Colposcopy is a diagnostic procedure in which a colposcope (a dissecting microscope with various magnification lenses) is used to provide an illuminated, magnified view of the cervix, vagina, and vulva (picture 1). Colposcopic evaluation of the cervix and vagina is based on the finding that malignant and premalignant epithelium have specific macroscopic characteristics relating to contour, color, and vascular pattern that are recognizable by colposcopy. The improved visualization of epithelial surfaces enhances the colposcopist's ability to distinguish normal from abnormal areas and to obtain directed biopsies from suspicious tissue. Colposcopy of the vulva, a keratinized epithelium, provides a magnified bright light examination. The primary goal of colposcopy is to identify precancerous and cancerous lesions so that they may be treated early.
In 2006, the American Society for Colposcopy and Cervical Pathology (ASCCP) convened a conference to create guidelines for management of women with abnormal cervical cancer screening tests and cervical intraepithelial neoplasia based on the best available evidence [1,2]. Multiple organizations committed to women's health and cancer care were represented at the conference. Colposcopy was recommended for the following general categories in adult women; (the recommendations were modified for adolescents):
- Specific cytological abnormalities:
- Persistent atypical cells of undetermined significance (ASC-US) or ASC-US with positive high-risk human papillomavirus (HPV) subtypes
- ASC suggestive of high-grade lesion (ASC-H)
- Atypical glandular cells (AGC)
- Low-grade squamous intraepithelial lesions (LSIL)
- High-grade squamous intraepithelial lesion (HSIL)
- Suspicious for invasive cancer
- Malignant cells present

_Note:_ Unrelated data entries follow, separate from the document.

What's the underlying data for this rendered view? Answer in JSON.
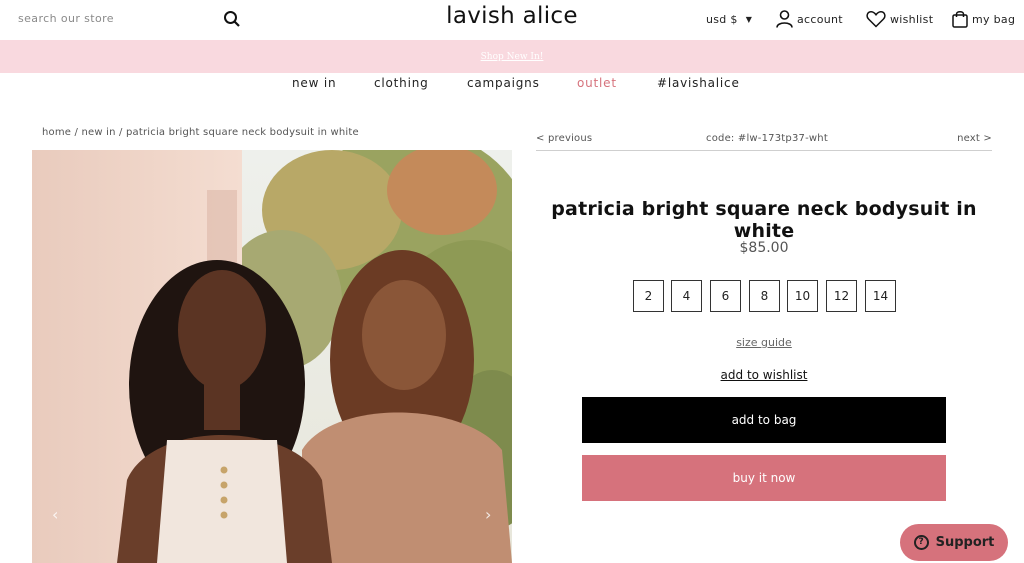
{
  "header": {
    "search_placeholder": "search our store",
    "logo": "lavish alice",
    "currency": "usd $",
    "account": "account",
    "wishlist": "wishlist",
    "bag": "my bag"
  },
  "banner": {
    "link": "Shop New In!"
  },
  "nav": {
    "items": [
      "new in",
      "clothing",
      "campaigns",
      "outlet",
      "#lavishalice"
    ]
  },
  "breadcrumb": "home / new in / patricia bright square neck bodysuit in white",
  "product_nav": {
    "previous": "< previous",
    "code": "code: #lw-173tp37-wht",
    "next": "next >"
  },
  "product": {
    "title": "patricia bright square neck bodysuit in white",
    "price": "$85.00",
    "sizes": [
      "2",
      "4",
      "6",
      "8",
      "10",
      "12",
      "14"
    ],
    "size_guide": "size guide",
    "add_to_wishlist": "add to wishlist",
    "add_to_bag": "add to bag",
    "buy_now": "buy it now"
  },
  "gallery": {
    "prev_arrow": "‹",
    "next_arrow": "›"
  },
  "support": {
    "label": "Support",
    "icon_glyph": "?"
  },
  "colors": {
    "accent": "#d6727c",
    "banner": "#f9d9df",
    "primary_button": "#000000"
  }
}
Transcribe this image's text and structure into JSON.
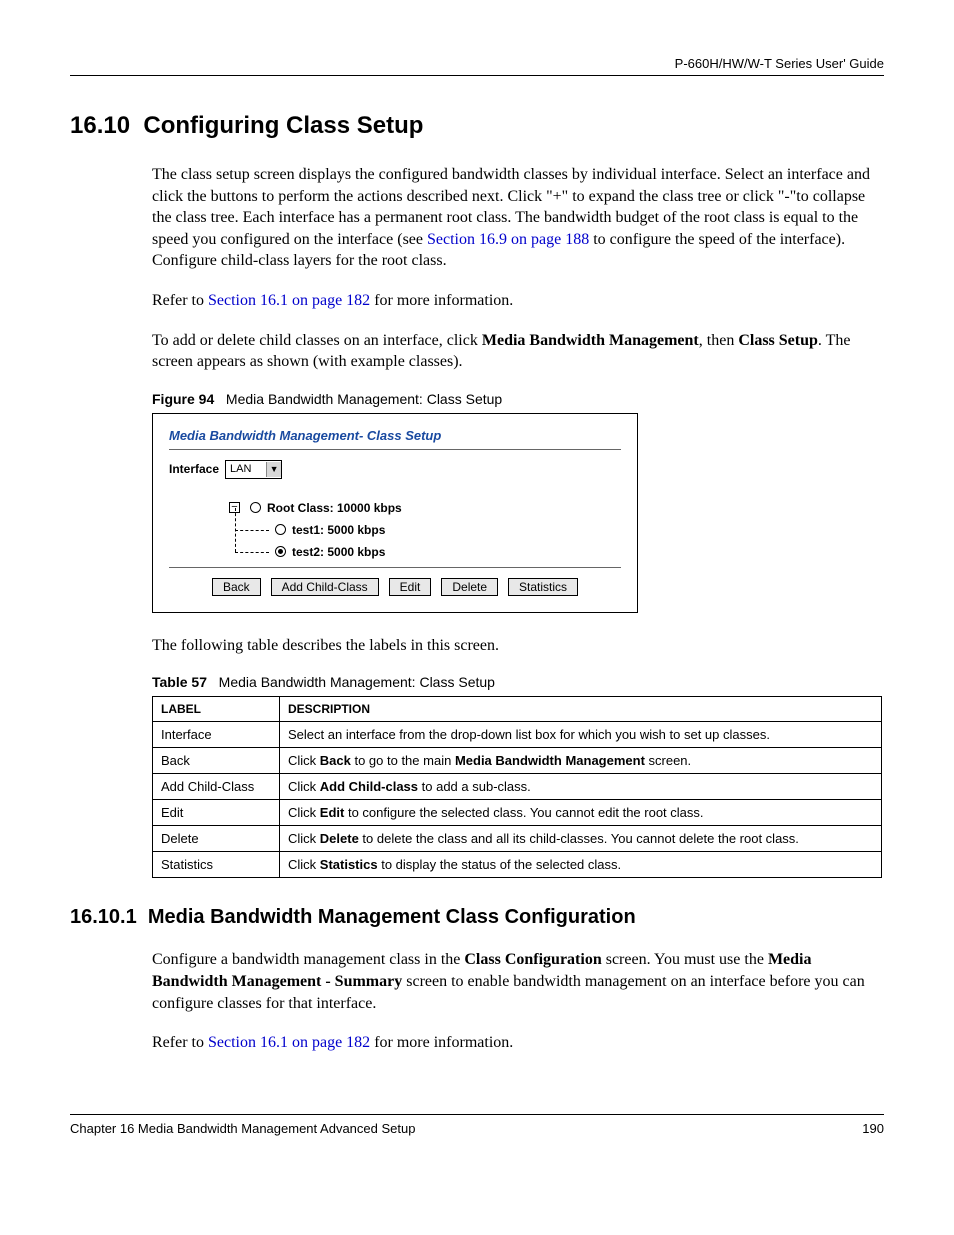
{
  "header": {
    "guide_title": "P-660H/HW/W-T Series User' Guide"
  },
  "section": {
    "number": "16.10",
    "title": "Configuring Class Setup",
    "para1_pre": "The class setup screen displays the configured bandwidth classes by individual interface. Select an interface and click the buttons to perform the actions described next. Click \"+\" to expand the class tree or click \"-\"to collapse the class tree. Each interface has a permanent root class. The bandwidth budget of the root class is equal to the speed you configured on the interface (see ",
    "para1_link": "Section 16.9 on page 188",
    "para1_post": " to configure the speed of the interface). Configure child-class layers for the root class.",
    "para2_pre": "Refer to ",
    "para2_link": "Section 16.1 on page 182",
    "para2_post": " for more information.",
    "para3_pre": "To add or delete child classes on an interface, click ",
    "para3_bold1": "Media Bandwidth Management",
    "para3_mid": ", then ",
    "para3_bold2": "Class Setup",
    "para3_post": ". The screen appears as shown (with example classes).",
    "after_figure": "The following table describes the labels in this screen."
  },
  "figure": {
    "label": "Figure 94",
    "caption": "Media Bandwidth Management: Class Setup",
    "panel_title": "Media Bandwidth Management- Class Setup",
    "interface_label": "Interface",
    "interface_value": "LAN",
    "tree": {
      "root": "Root Class: 10000 kbps",
      "child1": "test1: 5000 kbps",
      "child2": "test2: 5000 kbps"
    },
    "buttons": {
      "back": "Back",
      "add": "Add Child-Class",
      "edit": "Edit",
      "delete": "Delete",
      "stats": "Statistics"
    }
  },
  "table": {
    "label": "Table 57",
    "caption": "Media Bandwidth Management: Class Setup",
    "headers": {
      "c1": "LABEL",
      "c2": "DESCRIPTION"
    },
    "rows": [
      {
        "label": "Interface",
        "desc_pre": "Select an interface from the drop-down list box for which you wish to set up classes.",
        "bold": "",
        "desc_post": ""
      },
      {
        "label": "Back",
        "desc_pre": "Click ",
        "bold": "Back",
        "desc_mid": " to go to the main ",
        "bold2": "Media Bandwidth Management",
        "desc_post": " screen."
      },
      {
        "label": "Add Child-Class",
        "desc_pre": "Click ",
        "bold": "Add Child-class",
        "desc_post": " to add a sub-class."
      },
      {
        "label": "Edit",
        "desc_pre": "Click ",
        "bold": "Edit",
        "desc_post": " to configure the selected class. You cannot edit the root class."
      },
      {
        "label": "Delete",
        "desc_pre": "Click ",
        "bold": "Delete",
        "desc_post": " to delete the class and all its child-classes. You cannot delete the root class."
      },
      {
        "label": "Statistics",
        "desc_pre": "Click ",
        "bold": "Statistics",
        "desc_post": " to display the status of the selected class."
      }
    ]
  },
  "subsection": {
    "number": "16.10.1",
    "title": "Media Bandwidth Management Class Configuration",
    "para1_pre": "Configure a bandwidth management class in the ",
    "para1_bold1": "Class Configuration",
    "para1_mid": " screen. You must use the ",
    "para1_bold2": "Media Bandwidth Management - Summary",
    "para1_post": " screen to enable bandwidth management on an interface before you can configure classes for that interface.",
    "para2_pre": "Refer to ",
    "para2_link": "Section 16.1 on page 182",
    "para2_post": " for more information."
  },
  "footer": {
    "chapter": "Chapter 16 Media Bandwidth Management Advanced Setup",
    "page": "190"
  }
}
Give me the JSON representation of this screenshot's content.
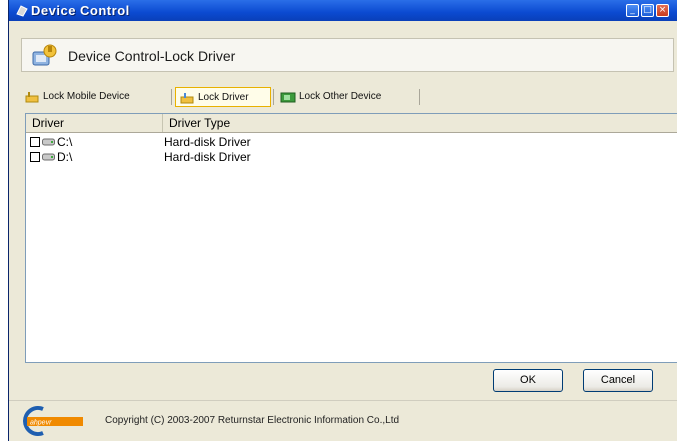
{
  "window": {
    "title": "Device Control",
    "header_title": "Device Control-Lock Driver"
  },
  "tabs": [
    {
      "label": "Lock Mobile Device",
      "icon": "mobile-device-icon",
      "active": false
    },
    {
      "label": "Lock Driver",
      "icon": "driver-icon",
      "active": true
    },
    {
      "label": "Lock Other Device",
      "icon": "other-device-icon",
      "active": false
    }
  ],
  "list": {
    "columns": [
      "Driver",
      "Driver Type"
    ],
    "rows": [
      {
        "driver": "C:\\",
        "type": "Hard-disk Driver",
        "checked": false
      },
      {
        "driver": "D:\\",
        "type": "Hard-disk Driver",
        "checked": false
      }
    ]
  },
  "buttons": {
    "ok": "OK",
    "cancel": "Cancel"
  },
  "footer": {
    "logo_text": "ahpevr",
    "copyright": "Copyright (C) 2003-2007 Returnstar Electronic Information Co.,Ltd"
  },
  "colors": {
    "titlebar": "#0b4ad1",
    "window_bg": "#ece9d8",
    "active_tab_border": "#e8b100",
    "logo_orange": "#f08a00",
    "logo_blue": "#1f5fb0"
  }
}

These cytologic abnormalities and their management are described in detail separately. (See "Cervical and vaginal cytology: Interpretation of results".) (See also individual topic reviews for each lesion).